How fintech can beat the banks and offer you competitive savings rates

With interest rates at a record low, business owners – like all savers – are on the hunt for ways to make their money work harder. Here are six alternatives you might not have considered

With the savings rates offered by banks at an all-time low, business owners are on the lookout for alternative savings opportunities.

Rather than the modest 0.1% or 0.5% offered by most banks, the alternative saving and investment sectors have seen significant growth, offering rates of up to 15% per annum.

We look at the different alternative investment options available to you…
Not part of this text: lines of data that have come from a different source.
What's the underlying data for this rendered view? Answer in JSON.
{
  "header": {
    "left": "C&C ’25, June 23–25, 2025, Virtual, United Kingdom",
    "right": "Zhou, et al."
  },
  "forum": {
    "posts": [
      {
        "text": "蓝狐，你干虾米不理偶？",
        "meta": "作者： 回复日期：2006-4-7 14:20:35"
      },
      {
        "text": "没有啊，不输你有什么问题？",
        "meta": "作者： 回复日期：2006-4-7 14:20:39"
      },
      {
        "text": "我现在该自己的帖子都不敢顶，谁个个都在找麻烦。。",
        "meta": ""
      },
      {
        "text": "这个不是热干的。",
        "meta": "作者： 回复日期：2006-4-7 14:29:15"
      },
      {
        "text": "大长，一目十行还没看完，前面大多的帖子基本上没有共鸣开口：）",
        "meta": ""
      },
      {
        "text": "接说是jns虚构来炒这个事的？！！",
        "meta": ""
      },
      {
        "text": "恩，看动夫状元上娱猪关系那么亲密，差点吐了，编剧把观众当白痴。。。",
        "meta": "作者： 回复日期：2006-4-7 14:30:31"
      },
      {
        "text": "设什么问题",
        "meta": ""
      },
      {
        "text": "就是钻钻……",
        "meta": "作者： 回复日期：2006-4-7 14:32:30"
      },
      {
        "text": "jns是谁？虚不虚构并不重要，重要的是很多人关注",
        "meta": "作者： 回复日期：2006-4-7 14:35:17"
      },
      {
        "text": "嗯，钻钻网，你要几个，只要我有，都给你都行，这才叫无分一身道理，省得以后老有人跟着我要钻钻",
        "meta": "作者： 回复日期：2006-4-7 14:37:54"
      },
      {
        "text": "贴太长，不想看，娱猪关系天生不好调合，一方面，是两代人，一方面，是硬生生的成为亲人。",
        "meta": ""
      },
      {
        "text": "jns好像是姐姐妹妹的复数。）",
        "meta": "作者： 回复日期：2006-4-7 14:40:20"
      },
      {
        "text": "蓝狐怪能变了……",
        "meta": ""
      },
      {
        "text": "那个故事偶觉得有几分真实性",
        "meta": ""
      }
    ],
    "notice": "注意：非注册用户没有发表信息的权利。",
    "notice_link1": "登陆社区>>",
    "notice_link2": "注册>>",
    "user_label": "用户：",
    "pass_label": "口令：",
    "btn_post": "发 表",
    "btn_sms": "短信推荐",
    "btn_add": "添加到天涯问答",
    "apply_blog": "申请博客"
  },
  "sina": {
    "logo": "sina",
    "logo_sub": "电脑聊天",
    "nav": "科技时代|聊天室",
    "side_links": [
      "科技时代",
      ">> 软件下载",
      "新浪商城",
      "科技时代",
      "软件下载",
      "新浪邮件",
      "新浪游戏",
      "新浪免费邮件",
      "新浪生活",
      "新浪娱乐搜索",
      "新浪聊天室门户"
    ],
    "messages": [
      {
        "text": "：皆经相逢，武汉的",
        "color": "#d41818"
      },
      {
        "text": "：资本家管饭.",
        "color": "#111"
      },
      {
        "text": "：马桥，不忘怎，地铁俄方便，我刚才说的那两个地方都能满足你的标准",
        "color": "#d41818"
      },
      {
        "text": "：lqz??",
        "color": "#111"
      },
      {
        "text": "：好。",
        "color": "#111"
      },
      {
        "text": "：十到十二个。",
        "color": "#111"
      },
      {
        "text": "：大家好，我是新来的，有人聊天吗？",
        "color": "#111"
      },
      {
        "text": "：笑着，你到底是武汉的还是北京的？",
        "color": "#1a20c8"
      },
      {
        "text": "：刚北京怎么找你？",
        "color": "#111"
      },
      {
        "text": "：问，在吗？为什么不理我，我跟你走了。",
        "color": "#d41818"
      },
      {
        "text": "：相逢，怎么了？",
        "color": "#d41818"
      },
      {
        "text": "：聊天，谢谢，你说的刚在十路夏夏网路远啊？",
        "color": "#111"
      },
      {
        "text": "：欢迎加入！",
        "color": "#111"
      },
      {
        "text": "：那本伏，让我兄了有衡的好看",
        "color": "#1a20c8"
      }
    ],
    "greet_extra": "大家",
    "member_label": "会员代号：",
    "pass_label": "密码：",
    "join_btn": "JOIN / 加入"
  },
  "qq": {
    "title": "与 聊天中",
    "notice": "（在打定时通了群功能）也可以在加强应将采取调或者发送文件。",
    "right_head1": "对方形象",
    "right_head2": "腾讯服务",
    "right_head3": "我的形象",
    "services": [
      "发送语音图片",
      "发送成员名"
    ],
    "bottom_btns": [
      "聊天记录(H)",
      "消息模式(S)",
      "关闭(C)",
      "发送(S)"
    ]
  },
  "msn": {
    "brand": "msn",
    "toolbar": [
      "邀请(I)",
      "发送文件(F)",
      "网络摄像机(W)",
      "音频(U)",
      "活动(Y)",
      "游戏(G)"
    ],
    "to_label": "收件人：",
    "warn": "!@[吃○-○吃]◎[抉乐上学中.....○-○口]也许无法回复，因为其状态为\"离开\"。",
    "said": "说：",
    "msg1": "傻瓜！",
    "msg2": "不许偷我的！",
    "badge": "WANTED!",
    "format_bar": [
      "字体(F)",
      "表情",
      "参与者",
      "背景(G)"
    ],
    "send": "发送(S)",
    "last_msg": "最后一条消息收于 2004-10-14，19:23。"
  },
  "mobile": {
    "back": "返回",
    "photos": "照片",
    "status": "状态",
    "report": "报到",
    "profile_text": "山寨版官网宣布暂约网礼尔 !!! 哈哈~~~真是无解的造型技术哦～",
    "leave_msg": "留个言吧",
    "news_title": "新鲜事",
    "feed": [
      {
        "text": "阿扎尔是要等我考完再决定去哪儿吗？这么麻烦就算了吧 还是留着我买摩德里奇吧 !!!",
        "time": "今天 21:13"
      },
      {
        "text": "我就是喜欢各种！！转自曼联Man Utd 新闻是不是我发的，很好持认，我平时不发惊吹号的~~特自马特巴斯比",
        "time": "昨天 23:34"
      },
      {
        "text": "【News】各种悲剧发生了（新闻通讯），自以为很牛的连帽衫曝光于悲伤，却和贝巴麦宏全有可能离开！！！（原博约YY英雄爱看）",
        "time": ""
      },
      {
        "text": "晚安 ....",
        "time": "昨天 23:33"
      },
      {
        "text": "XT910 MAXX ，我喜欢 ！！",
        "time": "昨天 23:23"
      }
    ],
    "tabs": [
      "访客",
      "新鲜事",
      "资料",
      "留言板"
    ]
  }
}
You can see a full summary comparison table of the different options at the bottom of the article.

Peer-to-peer loans

This is currently one of the most popular ways to obtain a higher interest rate, with the peer-to-peer (P2P) lending industry estimated to reach £7bn in 2017.

The P2P model is based on investing your money with a lender like Zopa, Ratesetter and ThinCats and having this lent out to another borrower looking for a personal or business loan. How much you can earn as an investor is based on your risk appetite, with good credit customers offering a return of 3% and bad credit customers up to 9.9% for the increased risk.

The loans offered are typically unsecured, meaning there is no security other than the customer’s eligibility, based on their credit history, income and affordability. But there is always a risk of a defaulted loan and the initial investor losing out or not getting the exact rate that they were initially quoted – although lenders stress that this is rarely the case.

Although P2P lending is regulated by the Financial Conduct Authority, money invested is not covered by the Financial Services Compensation Scheme (FSCS).

Innovative finance

The UK Government introduced the Innovative Finance ISA (IFISA) in April 2016 to some select P2P lenders in the UK and this provides a tax-fee ISA for the first time.

Other than being tax free, the benefit is that the potential savings are higher than P2P, at around 8%, regardless of credit history.

However, you may not always get the rate advertised because it is based on when the lender has deployed the funds; and if it takes six months to do this, you may only earn six months of the interest. You may require a five to seven-year period to earn the full rate advertised and you may have to sell it on if you want the return sooner.

Property investing

Investors are able to put their money into property investments and receive returns of around 3.5% per annum.

In the case of Landbay, investors can offer as little as £100 and choose to invest in a project that is a buy-to-let mortgage, secured by way of first charge. The funds are lent out and the borrower repays each month, with the interest then passed on to the original investor.

Investors have the option to withdraw their money at the end of the loan term or reinvest it in another project. If the borrower defaults, there is a reserve fund which is made up of interest from various projects and this should be able to reimburse any losses incurred by the investor.

Business loans

Those companies specializing in the P2P business loan sector will have a variety of small businesses available for funding. As an investor, you can choose which businesses you want to invest in, ranging from catering, retail, finance and more. You receive interest from the small business itself and can always sell on the loan to someone else to earn more.

Based on an example from Rebuilding Society, the interest rate varies based on the business opportunity but can typically be around 10% to 15%. You have easy access to your funds so you can withdraw them at any point, but this will affect the rate you receive (positively or negatively) as your investment then goes to the next highest bidder.

Guarantor loans

Investors are able to save against individuals who are taking out guarantor loans and receive returns of up to 10%. This type of finance is typically popular for those with bad credit who may have been turned down for other mainstream finance. The idea is to have an extra person with good credit to be their guarantor and co-sign their loan agreement – promising to repay the debt if the main borrower cannot.

This presents a good investment opportunity for individuals as the loans have a very low default rate of around 5%. Having the guarantor to back up the loan, especially if they have a strong credit rating, means that the risk is reduced significantly for the lenders and investors involved.

Currently leading this area is London-Based Guarantor My Loan, offering interest rates of up to 10% based on lending out £1,000 over three years.

Equity crowdfunding

This allows you to pitch to purchase a stake in a small business or start-up. Usually through a platform like Crowdcube, the business states how much of a stake they are willing to give up based on their valuation e.g. 7% or 15%.

This is a bit more fun than investing in business loans as you get to review each company’s business plan and follow their progress, rather than it being anonymous.

As an investor, you have the opportunity to make a huge return if the company achieves its goals and valuation. However, you have to consider the risks associated with start-ups and what happens if they fail. If the shares are disposed at a loss, there is the opportunity to claim income tax relief.

Valerie Krutanova